This chili is delicious, but alert: it is not your typical chili. (It’s also the first chili I’ve ever made, so like I care.) It’s not ground meat, but small cubes. There’s a definitively smoky aroma, not a whole mess o’ beans, and real depth of flavor (cumin, chili powder, chipotle, lime, avocado). And in case you didn’t guess from the ingredients list: yes, it’ll take you to Mexico.

The warm temperature and hot spices were the perfect antidote to the first freeze of the season, and I can tell we’ll be pulling it out again and again this winter.

Bobby Flay’s Beef and Black Bean Chili

(Via.) Can’t get excited about the extended time frame? Chili is an excellent candidate for your make-ahead files. The flavors will marinate together all the better.

Serves 6


  • 1/4 cup olive oil
  • 2 lb beef, cut into 1/2-inch cubes (I used the store’s “stew meat,” no need for a fancy cut)
  • salt and pepper to taste
  • 1 large red onion, finely diced
  • 4 cloves garlic, finely chopped
  • 3 tbsp ancho chili powder
  • 1 tbsp pasilla chili powder (I couldn’t find this, and simply omitted)
  • 1 tbsp ground cumin
  • 1 bottle dark beer
  • 5 cups chicken stock
  • 1 (14.5-ounce) can chopped tomatoes, drained and pureed
  • 1 tbsp chipotle pepper puree*
  • 1 tbsp honey
  • 2 cups cooked or canned black beans, rinsed and drained
  • 2 tbsp fresh lime juice

Heat the oil in a large, heavy-bottomed pot over high heat. Add meat and sear all over, seasoning liberally with salt and pepper. You want the oil very hot so it puts a nice, dark crust on the meat (flavor!) without cooking it through — that’s what an hour in the chili will do later. Remove meat with tongs and pour out all but 3 tbsp of the oil and rendered fat.
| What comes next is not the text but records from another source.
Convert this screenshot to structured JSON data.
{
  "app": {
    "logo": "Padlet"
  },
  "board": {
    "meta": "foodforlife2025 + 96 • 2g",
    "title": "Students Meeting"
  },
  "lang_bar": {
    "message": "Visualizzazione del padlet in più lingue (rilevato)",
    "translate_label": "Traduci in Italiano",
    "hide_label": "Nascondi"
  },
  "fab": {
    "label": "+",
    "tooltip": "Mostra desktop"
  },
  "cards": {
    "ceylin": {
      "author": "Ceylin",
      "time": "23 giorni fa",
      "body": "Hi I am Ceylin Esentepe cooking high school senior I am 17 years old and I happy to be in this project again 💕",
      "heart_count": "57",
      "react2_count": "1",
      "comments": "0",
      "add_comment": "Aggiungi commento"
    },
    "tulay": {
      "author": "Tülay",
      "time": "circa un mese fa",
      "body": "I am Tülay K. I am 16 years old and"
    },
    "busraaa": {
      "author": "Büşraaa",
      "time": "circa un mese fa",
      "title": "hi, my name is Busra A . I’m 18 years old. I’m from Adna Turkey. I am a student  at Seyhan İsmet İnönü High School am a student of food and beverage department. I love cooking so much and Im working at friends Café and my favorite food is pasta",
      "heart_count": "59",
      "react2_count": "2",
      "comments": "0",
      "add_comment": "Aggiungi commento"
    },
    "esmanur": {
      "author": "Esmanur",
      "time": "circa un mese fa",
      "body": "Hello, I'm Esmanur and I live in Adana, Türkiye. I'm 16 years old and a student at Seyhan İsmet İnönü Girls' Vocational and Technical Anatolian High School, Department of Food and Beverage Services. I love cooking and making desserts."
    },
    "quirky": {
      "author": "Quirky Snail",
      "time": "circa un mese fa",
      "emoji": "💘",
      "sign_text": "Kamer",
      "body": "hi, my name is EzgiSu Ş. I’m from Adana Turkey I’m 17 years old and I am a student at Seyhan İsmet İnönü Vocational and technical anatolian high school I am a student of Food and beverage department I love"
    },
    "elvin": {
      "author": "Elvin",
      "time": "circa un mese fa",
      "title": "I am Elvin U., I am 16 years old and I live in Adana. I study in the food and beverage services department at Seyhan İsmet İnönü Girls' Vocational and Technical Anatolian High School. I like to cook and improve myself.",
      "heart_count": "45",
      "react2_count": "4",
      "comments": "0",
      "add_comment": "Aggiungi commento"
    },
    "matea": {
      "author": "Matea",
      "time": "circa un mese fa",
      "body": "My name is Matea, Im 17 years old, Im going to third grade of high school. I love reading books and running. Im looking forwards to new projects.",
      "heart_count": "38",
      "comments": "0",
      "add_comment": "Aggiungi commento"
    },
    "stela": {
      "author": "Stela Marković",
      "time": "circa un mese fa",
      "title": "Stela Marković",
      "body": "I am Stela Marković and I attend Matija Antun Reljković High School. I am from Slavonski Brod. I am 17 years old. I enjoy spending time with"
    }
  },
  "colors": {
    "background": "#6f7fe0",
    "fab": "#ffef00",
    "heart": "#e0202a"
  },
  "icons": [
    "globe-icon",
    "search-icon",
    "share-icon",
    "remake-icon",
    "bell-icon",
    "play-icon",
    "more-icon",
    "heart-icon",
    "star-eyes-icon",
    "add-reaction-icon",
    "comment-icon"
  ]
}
Lower heat to a medium flame. Add diced red onion and cook until soft, about six minutes. Add the garlic and cook two minutes (careful not to burn!). Add both chili powders and cumin and cook two minutes more. Add the beer and cook down until completely reduced. It will look like a sludgy witch’s brew: persevere!

Return beef to the pan and add chicken stock, pureed tomatoes, chipotle puree, and honey. Bring to a boil and reduce to a simmer. Cover pot and simmer for 45 minutes.

Add the beans, and continue cooking for 15 minutes. If the chili looks too soupy for your liking, leave the pot uncovered for this period; otherwise, keep covered.

Before serving, add the lime juice and adjust seasoning to taste. Top with a dollop of toasted cumin crema and avocado relish.

* Can’t find “chipotle pepper puree” in your grocery store? You may either: (a) Dump the contents of canned chipotle peppers in adobo sauce in a blender, and pulse into a puree, OR (b) soak dried chipotle peppers until hot and whiz in a blender with some lime and garlic until smooth.

Toasted Cumin Crema

  • 1 tbsp cumin seed
  • 1 cup Mexican crema or creme fraiche
  • salt and pepper to taste

Toast the cumin seeds in a dry pan over a medium flame until fragrant and golden brown. Place in a small bowl and stir in thick cream. Season to taste.

Avocado Relish

  • 2 ripe avocados, peeled, pitted and diced
  • 1/2 small red onion, finely diced
  • 1 jalapeno, finely diced
  • lime juice
  • chopped cilantro leaves
  • salt and pepper to taste

Combine the ingredients in a bowl and season to taste.